Tue 15 December, 2020 / by Adam Morris / General
If you’re wondering what the differences between a divorce, dissolution, and annulment of marriage are, you’re not alone. Each action is distinct in it’s own way, and apply to certain situations.
An annulment is the rarest of the separation actions. An annulment declares that a marriage is legally invalid because of an issue at the time the marriage was formed. Certain situations warrant annulments. For example, marital contracts entered by minors are voidable, meaning that the marriage can be declared void at any time. There must be capacity to enter marriage. These include issues of insanity or drunkenness at the formation of marriage. Finally, the other most common situations in which a marriage can be annulled are marriages that arise out of fraud, mistake, and duress.
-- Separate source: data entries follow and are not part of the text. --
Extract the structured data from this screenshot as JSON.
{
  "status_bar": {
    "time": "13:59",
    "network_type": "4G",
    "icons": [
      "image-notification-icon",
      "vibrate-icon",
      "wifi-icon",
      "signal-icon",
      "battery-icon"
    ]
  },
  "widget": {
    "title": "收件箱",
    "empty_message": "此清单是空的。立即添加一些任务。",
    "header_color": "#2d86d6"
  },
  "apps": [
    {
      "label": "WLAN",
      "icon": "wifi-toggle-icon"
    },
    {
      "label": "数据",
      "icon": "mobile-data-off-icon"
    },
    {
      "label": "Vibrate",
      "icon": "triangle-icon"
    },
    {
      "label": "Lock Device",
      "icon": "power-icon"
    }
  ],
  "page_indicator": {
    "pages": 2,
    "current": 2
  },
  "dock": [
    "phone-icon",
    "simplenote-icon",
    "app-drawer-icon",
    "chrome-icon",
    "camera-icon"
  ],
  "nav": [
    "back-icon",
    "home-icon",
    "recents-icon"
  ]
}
However, in these cases, marriages are hard to annul, due to a strong public policy of preserving existing unions.
A dissolution of a marriage is the most “friendly” term for the separation of spouses. Decades ago, Ohio passed laws that heavily focused on No Fault divorce. Ohio soon after was the first state to truly pass and enact dissolutions. A dissolution carries the benefit of the parties not having to take their separation into a court room, settling the matter out of court. In these situations, the parties work out and sign a petition to the court for relief. This means that the parties work out issues of spousal support, property division, and parental rights, and then have a judge review the agreement. The judge will then terminate the marriage, allowing the parties to have a more amicable division.
A divorce is the most commonly known of the three terminations of marriage. A divorce requires the judge to help determine the issues of separation, such as property division, support(child and spousal) and custody. Generally, in Ohio, if the matter can be solved out of court, it is handled via dissolution. If parties cannot agree as to their situation, and must take the action into the court room, it is handled via divorce. Domestic Relations courts in Ohio tend to follow No Fault grounds, irreconcilable differences being the most common reason for divorce.
If you are in need of legal counsel in regards to your situation, please contact our office to discuss your options.